(Exercise input Opens)

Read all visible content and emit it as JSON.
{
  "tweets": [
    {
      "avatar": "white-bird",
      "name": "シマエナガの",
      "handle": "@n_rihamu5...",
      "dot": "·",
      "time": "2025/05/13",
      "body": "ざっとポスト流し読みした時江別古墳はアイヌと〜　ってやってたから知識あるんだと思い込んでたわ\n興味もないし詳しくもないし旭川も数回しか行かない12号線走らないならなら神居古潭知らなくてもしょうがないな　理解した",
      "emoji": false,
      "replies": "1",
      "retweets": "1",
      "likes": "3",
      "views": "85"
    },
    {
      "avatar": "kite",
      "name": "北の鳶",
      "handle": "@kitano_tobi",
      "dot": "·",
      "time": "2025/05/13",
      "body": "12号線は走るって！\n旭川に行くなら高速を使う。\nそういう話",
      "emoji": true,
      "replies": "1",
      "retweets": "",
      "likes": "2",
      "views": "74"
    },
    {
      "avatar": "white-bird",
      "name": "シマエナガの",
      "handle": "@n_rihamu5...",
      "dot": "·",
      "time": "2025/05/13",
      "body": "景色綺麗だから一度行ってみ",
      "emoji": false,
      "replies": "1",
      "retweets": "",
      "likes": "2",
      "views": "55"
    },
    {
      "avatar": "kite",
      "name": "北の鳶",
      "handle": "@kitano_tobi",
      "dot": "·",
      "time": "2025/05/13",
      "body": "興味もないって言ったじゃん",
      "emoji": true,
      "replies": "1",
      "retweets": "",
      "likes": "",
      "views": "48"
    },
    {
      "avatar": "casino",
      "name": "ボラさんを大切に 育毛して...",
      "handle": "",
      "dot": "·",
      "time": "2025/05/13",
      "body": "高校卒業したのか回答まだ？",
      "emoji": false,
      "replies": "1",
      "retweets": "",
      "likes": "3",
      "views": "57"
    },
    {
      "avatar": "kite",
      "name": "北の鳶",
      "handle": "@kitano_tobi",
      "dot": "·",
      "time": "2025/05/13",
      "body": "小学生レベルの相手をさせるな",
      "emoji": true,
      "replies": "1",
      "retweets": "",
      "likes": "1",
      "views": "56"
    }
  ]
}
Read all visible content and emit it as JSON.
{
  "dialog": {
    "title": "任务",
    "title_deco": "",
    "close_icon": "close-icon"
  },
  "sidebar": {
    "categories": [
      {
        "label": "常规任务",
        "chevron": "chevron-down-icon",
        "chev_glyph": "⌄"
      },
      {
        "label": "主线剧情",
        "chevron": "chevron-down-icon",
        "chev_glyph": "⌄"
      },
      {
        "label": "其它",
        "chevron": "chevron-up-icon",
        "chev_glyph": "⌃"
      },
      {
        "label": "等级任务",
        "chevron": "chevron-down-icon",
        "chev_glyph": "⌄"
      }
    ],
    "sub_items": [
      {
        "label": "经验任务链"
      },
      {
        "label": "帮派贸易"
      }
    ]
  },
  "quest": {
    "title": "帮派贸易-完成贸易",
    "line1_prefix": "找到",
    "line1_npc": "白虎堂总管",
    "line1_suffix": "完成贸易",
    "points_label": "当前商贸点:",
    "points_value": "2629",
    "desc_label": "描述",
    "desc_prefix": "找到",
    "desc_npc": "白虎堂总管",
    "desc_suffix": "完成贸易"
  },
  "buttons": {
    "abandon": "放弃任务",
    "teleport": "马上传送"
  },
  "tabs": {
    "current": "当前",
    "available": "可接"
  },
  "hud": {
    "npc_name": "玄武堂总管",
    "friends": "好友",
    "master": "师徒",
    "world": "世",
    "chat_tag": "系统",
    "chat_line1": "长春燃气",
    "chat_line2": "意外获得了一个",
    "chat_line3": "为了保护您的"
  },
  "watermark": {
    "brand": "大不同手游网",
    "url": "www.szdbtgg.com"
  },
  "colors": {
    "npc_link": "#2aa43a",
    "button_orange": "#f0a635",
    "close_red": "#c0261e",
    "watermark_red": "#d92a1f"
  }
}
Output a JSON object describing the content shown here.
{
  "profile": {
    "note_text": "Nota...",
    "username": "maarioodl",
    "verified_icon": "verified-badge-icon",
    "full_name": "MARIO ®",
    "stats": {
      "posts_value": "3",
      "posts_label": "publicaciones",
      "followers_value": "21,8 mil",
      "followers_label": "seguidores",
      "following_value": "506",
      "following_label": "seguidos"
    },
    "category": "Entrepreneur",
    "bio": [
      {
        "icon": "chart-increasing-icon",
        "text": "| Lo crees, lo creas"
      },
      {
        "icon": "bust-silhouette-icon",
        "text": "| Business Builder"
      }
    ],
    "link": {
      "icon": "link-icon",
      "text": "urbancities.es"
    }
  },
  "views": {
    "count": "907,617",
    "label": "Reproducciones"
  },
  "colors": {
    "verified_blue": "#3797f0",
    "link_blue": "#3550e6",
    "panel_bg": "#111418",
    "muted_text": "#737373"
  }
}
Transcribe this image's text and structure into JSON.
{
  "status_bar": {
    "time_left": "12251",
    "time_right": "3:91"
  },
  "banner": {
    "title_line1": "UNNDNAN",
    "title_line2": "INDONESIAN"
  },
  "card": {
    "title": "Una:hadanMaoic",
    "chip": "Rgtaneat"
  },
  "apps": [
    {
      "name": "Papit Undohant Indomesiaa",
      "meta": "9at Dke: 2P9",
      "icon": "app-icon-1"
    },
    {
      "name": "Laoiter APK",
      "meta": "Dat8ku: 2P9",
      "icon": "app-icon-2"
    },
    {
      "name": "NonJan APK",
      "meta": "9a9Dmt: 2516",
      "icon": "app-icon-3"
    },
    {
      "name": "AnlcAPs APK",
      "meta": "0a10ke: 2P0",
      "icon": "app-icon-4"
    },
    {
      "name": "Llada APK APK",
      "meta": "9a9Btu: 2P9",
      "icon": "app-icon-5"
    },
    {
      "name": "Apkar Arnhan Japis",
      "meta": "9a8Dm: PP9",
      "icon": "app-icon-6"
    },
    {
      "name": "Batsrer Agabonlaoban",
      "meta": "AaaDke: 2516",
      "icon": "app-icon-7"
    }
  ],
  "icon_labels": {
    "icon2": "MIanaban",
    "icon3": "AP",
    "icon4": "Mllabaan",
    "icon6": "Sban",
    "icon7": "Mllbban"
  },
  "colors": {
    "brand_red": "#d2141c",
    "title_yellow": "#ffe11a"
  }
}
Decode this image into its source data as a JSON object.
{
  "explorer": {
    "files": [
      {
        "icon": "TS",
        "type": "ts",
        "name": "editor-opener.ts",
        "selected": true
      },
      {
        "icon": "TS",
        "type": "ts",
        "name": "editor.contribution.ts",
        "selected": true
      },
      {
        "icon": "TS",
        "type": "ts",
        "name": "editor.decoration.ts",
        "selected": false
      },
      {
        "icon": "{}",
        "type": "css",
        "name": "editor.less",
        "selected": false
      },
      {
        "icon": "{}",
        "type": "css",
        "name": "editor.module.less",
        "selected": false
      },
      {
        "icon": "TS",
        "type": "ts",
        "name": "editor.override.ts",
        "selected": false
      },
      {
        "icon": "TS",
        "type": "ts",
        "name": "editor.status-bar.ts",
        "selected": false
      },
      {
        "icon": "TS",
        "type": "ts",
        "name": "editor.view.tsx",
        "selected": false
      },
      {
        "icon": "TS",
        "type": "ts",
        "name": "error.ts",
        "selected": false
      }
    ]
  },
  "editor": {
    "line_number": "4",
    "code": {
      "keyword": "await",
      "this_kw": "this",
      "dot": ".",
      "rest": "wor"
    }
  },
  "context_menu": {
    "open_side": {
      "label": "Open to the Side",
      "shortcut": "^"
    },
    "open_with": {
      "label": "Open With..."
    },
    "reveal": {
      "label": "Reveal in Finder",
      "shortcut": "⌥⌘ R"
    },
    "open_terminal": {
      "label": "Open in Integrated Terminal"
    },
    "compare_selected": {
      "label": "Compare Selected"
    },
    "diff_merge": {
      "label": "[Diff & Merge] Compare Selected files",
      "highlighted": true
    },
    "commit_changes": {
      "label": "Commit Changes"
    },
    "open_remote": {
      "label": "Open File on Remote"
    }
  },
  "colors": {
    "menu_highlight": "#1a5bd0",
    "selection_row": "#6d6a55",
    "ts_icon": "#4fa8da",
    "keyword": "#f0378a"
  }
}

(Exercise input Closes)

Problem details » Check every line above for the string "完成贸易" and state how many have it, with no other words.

Expected answer » 3